After the rehabilitation of the two canals, the participants benefited from professional training that focused on raising awareness of community-based flood early warning systems and  DRR-integrated actions as emergency interventions. Also, other types of training were provided by Water National Agencies Expert on developing models using hydraulic and hydrology modelling to predict flood risk generation.


During the evaluation of the project, all participants agreed that the project was effective and covered the needs of the targeted community. The impact of the training that community members received has changed their perspective and the importance of having a Community-Based Flood Early-Warning System and DRR techniques to help them in the future mitigate such risks. There is more cooperation between community members, leaders, local organizations, and local authorities to adopt a broader Early-Warning system since it is currently a primary system that depends on firing guns and mosque speakers.

There is a focus on adopting new tools and infrastructures such as early warning devices that are available already but not installed yet. Community members are very keen to install these devices and start running automatic rain stations as soon as possible since only manual rain stations are functioning.

Also, the rehabilitation of the two canals has reduced the floods in the region, which reduces the casualties and loss of water. The amount of water saved will be used in activities that can improve the livelihood of community members such as agriculture and grazing.

The project also addresses the gender element since female participants were almost a third of the total number of participants and have provided very important outputs and suggestions.

Finally, according to most participants, the central government supported facilitating and coordinating the project between the participants, local NGOs, and trainers. The local government also provided the implementing agencies with preliminary data that were needed both in training and during the rehabilitation of two canals, which gives us hope regarding better communication in the future of the region between all stakeholders.


During the conflict, the urge for basic needs such as food is high and in Yemen, we find that the local community is very interested in the project and has participated actively. There is a will to enhance their living conditions although they face very important challenges such as weakening state institutes and conflict of interests.

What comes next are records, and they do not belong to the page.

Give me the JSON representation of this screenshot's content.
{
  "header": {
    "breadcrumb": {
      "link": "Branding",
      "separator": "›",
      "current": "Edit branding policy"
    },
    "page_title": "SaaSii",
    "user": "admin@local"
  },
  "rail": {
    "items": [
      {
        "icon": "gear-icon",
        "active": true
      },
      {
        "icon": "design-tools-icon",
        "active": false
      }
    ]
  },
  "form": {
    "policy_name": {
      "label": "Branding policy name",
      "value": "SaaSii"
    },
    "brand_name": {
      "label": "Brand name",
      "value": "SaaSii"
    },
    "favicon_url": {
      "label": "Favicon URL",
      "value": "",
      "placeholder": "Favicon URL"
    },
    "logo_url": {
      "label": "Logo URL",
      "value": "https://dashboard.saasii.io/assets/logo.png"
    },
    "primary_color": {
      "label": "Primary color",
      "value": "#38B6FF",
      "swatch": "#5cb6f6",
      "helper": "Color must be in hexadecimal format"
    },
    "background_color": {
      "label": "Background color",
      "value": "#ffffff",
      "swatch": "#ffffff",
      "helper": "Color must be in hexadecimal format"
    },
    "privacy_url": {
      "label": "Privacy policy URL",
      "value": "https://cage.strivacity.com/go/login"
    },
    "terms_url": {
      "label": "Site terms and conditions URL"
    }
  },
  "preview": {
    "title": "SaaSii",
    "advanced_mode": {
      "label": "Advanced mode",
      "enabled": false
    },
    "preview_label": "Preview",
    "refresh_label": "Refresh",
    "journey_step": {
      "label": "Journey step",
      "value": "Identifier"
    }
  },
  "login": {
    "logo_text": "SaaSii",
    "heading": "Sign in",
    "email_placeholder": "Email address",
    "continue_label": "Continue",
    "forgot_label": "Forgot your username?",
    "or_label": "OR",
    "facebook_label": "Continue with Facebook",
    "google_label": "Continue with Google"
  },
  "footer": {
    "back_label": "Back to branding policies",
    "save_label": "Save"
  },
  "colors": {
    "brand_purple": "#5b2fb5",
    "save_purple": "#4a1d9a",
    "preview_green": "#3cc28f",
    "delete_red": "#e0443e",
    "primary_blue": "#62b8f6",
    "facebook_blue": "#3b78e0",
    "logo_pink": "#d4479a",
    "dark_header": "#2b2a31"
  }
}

Also, DRR projects in conflicted countries normally are not sustainable due to the situation and lack of security, but in this project, the will for sustainability is the desire of the local population and therefore local communities will provide support to organizations that are willing to assist.

Finally, local community members are now trained on the Flood Early-Warning System and DRR techniques that will be implemented in case of future disasters that can face the region.

Replicability and upscaling

The project has the elements of replicability since it has provided green solutions and has achieved its target by providing successful DRR solutions in conflicted countries. Also, the ideas of benefiting from the different experiences of neighbouring countries in disaster management (the Omani experiences, for example) make the project more resilient. The participants suggested that this exposure would benefit their project and make it more resilient and replicable.

Also, participants suggested preparing a matrix of projects for the most dangerous areas and in need of rapid intervention and quality projects for future reference. This matrix can be the key to replicating the project in other areas in the governorate of Hadhramaut and the whole of Yemen.